[DIRECTIONS]
Show every line of the data below that includes the word "router".

[RECORDS FOR THE EXERCISE]

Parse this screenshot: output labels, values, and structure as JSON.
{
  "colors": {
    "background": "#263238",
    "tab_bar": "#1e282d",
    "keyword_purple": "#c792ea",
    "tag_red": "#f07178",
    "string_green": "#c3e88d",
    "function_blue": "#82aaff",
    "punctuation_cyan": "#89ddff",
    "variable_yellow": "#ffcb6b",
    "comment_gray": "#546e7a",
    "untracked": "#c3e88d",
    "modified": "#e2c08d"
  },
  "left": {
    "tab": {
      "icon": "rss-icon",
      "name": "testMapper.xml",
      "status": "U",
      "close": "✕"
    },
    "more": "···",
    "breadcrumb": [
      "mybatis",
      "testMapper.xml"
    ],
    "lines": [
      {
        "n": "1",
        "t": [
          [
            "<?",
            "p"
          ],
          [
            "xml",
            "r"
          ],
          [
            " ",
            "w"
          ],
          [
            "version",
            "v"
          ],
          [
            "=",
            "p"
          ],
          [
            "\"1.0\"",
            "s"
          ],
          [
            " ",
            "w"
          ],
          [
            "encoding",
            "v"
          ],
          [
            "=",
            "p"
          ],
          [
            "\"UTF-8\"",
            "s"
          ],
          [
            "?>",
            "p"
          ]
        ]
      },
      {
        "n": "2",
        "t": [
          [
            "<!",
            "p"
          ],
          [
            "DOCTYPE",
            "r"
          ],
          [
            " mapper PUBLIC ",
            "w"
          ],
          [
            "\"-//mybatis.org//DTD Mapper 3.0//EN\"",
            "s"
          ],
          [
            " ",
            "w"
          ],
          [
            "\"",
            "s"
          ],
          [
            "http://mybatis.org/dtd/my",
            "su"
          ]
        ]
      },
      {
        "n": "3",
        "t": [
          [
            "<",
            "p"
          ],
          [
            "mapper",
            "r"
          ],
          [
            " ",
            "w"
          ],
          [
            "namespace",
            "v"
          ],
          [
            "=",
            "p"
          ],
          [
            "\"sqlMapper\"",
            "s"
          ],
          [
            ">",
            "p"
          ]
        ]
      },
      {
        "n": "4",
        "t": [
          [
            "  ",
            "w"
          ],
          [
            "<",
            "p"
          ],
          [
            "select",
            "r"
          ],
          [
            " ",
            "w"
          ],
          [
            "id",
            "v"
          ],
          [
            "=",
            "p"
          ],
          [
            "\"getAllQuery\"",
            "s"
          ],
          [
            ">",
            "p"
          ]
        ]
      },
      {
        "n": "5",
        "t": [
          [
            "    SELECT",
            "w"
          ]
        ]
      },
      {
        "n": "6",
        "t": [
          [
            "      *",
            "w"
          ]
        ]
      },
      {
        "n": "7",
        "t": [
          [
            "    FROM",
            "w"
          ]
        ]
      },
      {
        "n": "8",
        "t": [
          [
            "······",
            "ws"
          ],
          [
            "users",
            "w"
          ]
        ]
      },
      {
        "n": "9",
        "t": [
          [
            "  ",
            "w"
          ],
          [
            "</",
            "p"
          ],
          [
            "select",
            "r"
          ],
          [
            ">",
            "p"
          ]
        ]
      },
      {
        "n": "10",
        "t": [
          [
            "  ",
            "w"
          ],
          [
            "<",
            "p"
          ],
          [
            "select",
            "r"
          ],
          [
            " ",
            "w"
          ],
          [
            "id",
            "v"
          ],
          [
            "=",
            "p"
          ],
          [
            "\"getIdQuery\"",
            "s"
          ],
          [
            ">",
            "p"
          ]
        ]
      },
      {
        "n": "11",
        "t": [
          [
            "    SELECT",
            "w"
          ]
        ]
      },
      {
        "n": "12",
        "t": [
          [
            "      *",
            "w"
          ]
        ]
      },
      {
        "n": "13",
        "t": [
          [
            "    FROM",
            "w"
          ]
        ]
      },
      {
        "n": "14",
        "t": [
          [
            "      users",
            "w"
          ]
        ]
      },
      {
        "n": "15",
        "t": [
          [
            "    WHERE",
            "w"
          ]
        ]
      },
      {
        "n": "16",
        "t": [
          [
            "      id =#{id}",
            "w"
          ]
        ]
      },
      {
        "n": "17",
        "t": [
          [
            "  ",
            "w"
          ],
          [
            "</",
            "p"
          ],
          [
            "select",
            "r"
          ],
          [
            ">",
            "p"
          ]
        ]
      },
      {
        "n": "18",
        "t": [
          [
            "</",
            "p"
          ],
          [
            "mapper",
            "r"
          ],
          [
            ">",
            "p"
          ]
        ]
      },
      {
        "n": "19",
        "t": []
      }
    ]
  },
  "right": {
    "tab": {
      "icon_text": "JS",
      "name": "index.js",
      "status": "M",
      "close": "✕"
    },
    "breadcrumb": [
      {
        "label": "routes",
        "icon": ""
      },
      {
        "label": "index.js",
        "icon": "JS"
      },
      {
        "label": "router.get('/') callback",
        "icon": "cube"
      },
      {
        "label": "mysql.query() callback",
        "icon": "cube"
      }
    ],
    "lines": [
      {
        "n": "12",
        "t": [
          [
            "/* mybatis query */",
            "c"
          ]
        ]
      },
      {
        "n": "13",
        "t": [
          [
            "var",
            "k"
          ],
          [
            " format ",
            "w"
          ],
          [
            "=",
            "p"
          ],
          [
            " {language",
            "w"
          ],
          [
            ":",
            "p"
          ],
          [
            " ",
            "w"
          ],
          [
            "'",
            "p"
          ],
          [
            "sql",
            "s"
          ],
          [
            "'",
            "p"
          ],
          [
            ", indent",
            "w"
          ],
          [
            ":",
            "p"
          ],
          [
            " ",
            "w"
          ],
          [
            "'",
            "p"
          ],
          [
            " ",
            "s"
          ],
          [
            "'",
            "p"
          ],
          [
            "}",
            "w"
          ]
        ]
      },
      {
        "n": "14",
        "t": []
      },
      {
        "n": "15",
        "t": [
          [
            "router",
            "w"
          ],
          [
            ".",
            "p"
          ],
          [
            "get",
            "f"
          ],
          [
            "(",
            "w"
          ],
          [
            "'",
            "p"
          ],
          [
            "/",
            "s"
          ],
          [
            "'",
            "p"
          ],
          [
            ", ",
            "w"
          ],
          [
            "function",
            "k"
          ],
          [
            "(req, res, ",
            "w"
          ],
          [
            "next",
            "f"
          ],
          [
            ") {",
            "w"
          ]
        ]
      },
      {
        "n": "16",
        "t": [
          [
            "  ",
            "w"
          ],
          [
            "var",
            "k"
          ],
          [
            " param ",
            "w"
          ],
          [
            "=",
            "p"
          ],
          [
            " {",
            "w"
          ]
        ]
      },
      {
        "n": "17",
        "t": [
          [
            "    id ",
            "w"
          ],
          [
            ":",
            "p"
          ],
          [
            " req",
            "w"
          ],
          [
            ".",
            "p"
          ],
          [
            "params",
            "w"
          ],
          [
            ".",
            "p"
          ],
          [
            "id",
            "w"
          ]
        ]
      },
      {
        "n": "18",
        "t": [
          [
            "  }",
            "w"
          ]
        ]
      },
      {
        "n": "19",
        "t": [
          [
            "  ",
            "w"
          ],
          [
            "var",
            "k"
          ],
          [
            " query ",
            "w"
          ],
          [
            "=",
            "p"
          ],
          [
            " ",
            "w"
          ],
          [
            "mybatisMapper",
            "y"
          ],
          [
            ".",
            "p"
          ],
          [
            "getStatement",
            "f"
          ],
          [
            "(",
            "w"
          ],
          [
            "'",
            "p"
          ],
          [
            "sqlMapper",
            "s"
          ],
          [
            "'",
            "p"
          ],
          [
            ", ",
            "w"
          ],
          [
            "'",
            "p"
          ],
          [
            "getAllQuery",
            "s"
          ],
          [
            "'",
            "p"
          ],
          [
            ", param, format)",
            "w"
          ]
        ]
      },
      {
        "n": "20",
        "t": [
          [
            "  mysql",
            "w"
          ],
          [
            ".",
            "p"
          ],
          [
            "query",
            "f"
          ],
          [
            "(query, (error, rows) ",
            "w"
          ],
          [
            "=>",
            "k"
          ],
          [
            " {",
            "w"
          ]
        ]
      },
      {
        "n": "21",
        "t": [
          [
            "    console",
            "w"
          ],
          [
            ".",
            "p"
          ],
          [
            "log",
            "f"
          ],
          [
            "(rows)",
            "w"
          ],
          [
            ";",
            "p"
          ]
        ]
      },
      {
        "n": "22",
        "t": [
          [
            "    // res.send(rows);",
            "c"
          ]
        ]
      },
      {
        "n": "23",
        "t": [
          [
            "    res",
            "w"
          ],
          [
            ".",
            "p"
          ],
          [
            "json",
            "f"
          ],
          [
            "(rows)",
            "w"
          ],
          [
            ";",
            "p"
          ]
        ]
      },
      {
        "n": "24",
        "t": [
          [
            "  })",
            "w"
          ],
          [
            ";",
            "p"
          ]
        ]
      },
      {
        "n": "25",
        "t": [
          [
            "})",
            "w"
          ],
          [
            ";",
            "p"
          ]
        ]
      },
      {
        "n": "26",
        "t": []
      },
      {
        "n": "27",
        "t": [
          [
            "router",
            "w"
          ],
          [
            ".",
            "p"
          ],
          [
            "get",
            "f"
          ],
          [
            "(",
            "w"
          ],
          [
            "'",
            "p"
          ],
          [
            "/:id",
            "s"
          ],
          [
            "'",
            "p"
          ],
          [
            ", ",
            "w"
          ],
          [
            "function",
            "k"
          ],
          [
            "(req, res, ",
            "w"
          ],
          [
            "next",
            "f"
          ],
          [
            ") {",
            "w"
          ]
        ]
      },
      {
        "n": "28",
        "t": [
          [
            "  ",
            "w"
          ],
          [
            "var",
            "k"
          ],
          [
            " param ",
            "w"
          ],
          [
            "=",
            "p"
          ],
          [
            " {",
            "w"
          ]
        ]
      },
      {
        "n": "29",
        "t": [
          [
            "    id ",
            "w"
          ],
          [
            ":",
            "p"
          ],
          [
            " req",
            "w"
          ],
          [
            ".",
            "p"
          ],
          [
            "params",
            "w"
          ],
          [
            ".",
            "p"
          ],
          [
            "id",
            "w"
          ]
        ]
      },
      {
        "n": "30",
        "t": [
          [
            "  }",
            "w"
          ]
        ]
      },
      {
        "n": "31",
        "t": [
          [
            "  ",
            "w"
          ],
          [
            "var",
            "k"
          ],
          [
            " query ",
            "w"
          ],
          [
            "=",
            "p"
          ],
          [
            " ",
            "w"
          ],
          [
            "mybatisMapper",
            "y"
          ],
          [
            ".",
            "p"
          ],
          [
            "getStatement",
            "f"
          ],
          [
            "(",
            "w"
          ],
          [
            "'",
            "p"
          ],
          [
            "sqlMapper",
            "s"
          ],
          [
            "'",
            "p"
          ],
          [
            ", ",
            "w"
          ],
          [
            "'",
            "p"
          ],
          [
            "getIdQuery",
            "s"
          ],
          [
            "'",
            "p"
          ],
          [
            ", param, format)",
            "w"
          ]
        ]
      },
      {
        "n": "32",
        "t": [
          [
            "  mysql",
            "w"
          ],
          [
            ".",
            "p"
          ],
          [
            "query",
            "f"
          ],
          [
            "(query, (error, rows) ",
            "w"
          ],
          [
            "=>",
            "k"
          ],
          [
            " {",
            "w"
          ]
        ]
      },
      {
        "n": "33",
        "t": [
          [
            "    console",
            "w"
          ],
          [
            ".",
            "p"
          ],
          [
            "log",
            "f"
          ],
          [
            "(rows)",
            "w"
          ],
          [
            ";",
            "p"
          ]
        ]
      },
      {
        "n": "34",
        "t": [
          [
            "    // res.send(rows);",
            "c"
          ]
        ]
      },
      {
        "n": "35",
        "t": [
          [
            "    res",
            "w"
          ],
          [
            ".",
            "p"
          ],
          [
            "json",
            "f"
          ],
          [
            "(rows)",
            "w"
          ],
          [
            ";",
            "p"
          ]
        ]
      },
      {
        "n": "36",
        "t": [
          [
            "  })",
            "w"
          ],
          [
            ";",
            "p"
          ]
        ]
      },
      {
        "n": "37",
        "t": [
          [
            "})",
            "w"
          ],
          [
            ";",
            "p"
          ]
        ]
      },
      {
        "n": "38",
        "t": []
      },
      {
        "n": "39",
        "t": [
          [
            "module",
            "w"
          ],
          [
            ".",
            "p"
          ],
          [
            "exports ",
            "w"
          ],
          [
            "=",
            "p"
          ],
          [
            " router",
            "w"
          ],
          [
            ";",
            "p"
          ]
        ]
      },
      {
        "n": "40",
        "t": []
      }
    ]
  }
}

[OUTPUT OF THE TASK]
        "label": "router.get('/') callback",
            "router",
            "router",
            " router",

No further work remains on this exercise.